Google successfully acquires Looker for $2.6bn

19 Feb 2020

Image: © Mat Hayward/

Google has closed its acquisition of data analytics firm Looker after a probe by the UK competition watchdog.

In June 2019, Google announced its plans to acquire data analytics start-up Looker in a deal worth $2.6bn, with the goal of adding Looker’s technology to Google Cloud. Prior to Google’s acquisition offer, US-headquartered Looker had raised more than $280m.

The move was seen as part of Google’s efforts to take on Amazon and Microsoft in the cloud space, and help Google build upon its BigQuery tool, which is used for managing large datasets.

Now, the acquisition has been completed after a review by the UK Competition and Markets Authority (CMA). Both the CMA and US antitrust authorities concluded that the acquisition would not increase prices or harm rivals’ access to data.

Founded in 2012 in California, Looker offers a data exploration and discovery business intelligence platform to help companies analyse and share real-time business analytics, with more than 300 customers including Yahoo, GitHub, Deliveroo and HubSpot.

The company received funding from investors such as Redpoint, Meritech Capital Partners, First Round Capital, Kleiner Perkins, CapitalG and PremjiInvest.

Merging with Google Cloud

In a blogpost, Google Cloud chief executive Thomas Kurian said: “Together, we’re excited to offer customers a comprehensive analytics solution that integrates and visualises insights at every layer of their business.

“Today, hundreds of joint customers already rely on Google Cloud and Looker to make smarter business decisions.
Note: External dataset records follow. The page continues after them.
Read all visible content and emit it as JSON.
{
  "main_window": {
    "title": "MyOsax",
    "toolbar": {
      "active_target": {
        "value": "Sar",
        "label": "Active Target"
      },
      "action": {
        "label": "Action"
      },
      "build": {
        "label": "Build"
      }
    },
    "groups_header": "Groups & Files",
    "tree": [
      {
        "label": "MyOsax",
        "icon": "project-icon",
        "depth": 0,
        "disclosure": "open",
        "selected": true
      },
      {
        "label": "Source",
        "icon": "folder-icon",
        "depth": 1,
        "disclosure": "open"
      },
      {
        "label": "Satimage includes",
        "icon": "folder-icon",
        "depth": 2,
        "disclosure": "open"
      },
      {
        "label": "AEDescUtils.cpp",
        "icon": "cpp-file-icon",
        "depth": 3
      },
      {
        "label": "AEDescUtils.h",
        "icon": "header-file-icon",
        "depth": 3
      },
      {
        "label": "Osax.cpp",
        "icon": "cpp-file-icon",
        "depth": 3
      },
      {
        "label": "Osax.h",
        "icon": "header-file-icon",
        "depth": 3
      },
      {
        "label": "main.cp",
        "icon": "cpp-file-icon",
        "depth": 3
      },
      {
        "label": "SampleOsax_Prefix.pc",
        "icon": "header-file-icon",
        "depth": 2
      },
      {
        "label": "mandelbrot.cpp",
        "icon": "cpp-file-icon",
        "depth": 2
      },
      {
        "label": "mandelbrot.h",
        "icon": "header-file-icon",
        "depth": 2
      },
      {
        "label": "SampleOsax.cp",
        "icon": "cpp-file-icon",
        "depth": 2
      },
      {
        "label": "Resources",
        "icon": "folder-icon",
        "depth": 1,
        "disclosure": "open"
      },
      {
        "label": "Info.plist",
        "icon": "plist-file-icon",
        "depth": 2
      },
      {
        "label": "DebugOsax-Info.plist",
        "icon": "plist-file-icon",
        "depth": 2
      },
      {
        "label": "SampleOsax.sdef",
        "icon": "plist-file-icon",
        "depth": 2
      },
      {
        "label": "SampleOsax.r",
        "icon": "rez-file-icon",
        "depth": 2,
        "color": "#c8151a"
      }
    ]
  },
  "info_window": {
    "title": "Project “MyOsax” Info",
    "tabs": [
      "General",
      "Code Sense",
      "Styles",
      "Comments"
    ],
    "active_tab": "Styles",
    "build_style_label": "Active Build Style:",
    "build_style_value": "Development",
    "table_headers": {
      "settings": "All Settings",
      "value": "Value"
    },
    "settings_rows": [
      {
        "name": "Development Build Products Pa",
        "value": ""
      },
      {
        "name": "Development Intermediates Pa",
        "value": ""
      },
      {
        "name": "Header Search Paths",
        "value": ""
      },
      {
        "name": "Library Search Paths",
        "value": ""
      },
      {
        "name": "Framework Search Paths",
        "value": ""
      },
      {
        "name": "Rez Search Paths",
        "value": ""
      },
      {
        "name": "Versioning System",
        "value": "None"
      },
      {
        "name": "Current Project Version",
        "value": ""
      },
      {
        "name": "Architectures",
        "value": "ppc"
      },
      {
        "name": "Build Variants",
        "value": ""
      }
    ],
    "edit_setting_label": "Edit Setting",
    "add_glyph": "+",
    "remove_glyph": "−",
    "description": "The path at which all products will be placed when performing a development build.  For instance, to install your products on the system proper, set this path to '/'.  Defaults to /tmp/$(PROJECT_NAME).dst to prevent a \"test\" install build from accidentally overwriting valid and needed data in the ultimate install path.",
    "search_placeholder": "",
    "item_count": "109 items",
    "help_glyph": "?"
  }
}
And by joining together, we believe we will be uniquely positioned to address the data analytics and business intelligence demands of even more enterprises globally, across all industries.
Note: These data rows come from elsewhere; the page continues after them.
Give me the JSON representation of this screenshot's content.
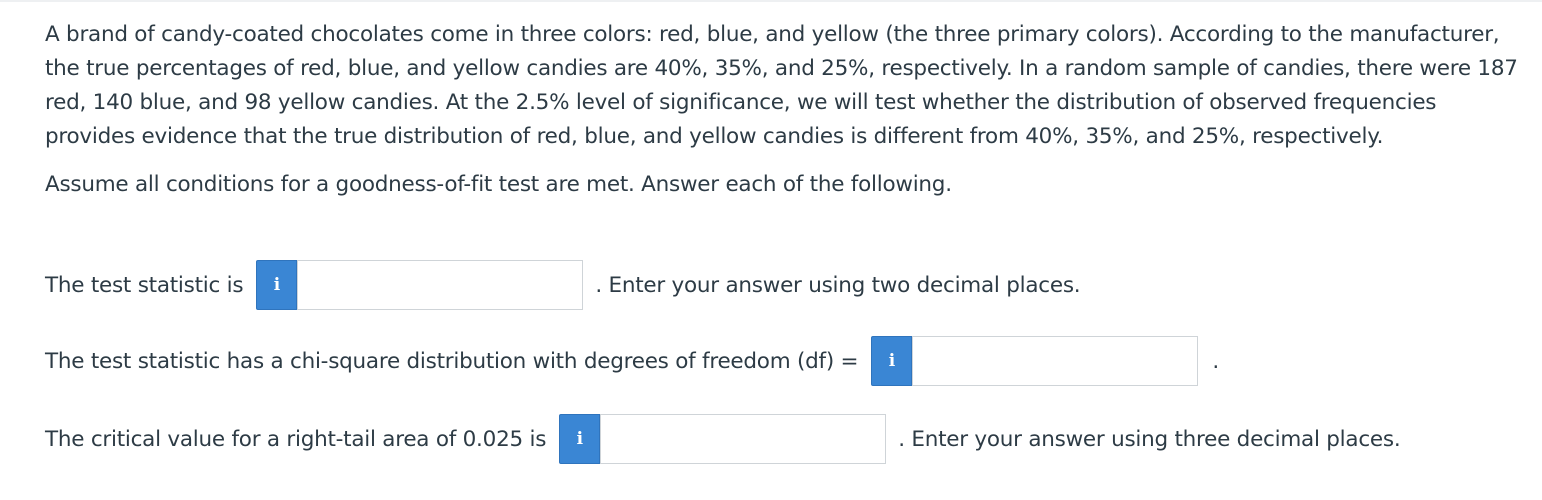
{
  "question": {
    "stem": "A brand of candy-coated chocolates come in three colors: red, blue, and yellow (the three primary colors). According to the manufacturer, the true percentages of red, blue, and yellow candies are 40%, 35%, and 25%, respectively. In a random sample of candies, there were 187 red, 140 blue, and 98 yellow candies. At the 2.5% level of significance, we will test whether the distribution of observed frequencies provides evidence that the true distribution of red, blue, and yellow candies is different from 40%, 35%, and 25%, respectively.",
    "assume": "Assume all conditions for a goodness-of-fit test are met. Answer each of the following."
  },
  "rows": [
    {
      "label": "The test statistic is",
      "info_icon": "i",
      "value": "",
      "after": ". Enter your answer using two decimal places."
    },
    {
      "label": "The test statistic has a chi-square distribution with degrees of freedom (df) =",
      "info_icon": "i",
      "value": "",
      "after": "."
    },
    {
      "label": "The critical value for a right-tail area of 0.025 is",
      "info_icon": "i",
      "value": "",
      "after": ". Enter your answer using three decimal places."
    }
  ],
  "colors": {
    "info_button": "#3a86d4",
    "text": "#2d3b45",
    "input_border": "#cfd4d8"
  }
}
“Looker will strengthen Google Cloud’s analytics and data warehouse capabilities, including BigQuery, enabling our customers to address some of their toughest business challenges, faster – all while maintaining complete control of their data.”

Kurian added that Google Cloud and Looker share a “common philosophy” around delivering open solutions and supporting customers on Google Cloud, in public clouds or on premises.

“As more organisations adopt a multi-cloud strategy, Looker customers and partners can expect continued support of all cloud data management systems like Amazon Redshift, Azure SQL, Snowflake, Oracle, Microsoft SQL Server and Teradata,” he said.

Looker CEO Frank Bien added: “Joining Google Cloud provides us better reach, strengthens our resources and brings together some of the best minds in both analytics and cloud infrastructure to build an exciting path forward for our customers and partners. The mission that we undertook seven years ago as Looker takes a significant step forward beginning today.”

Kelly Earley was a journalist with Silicon Republic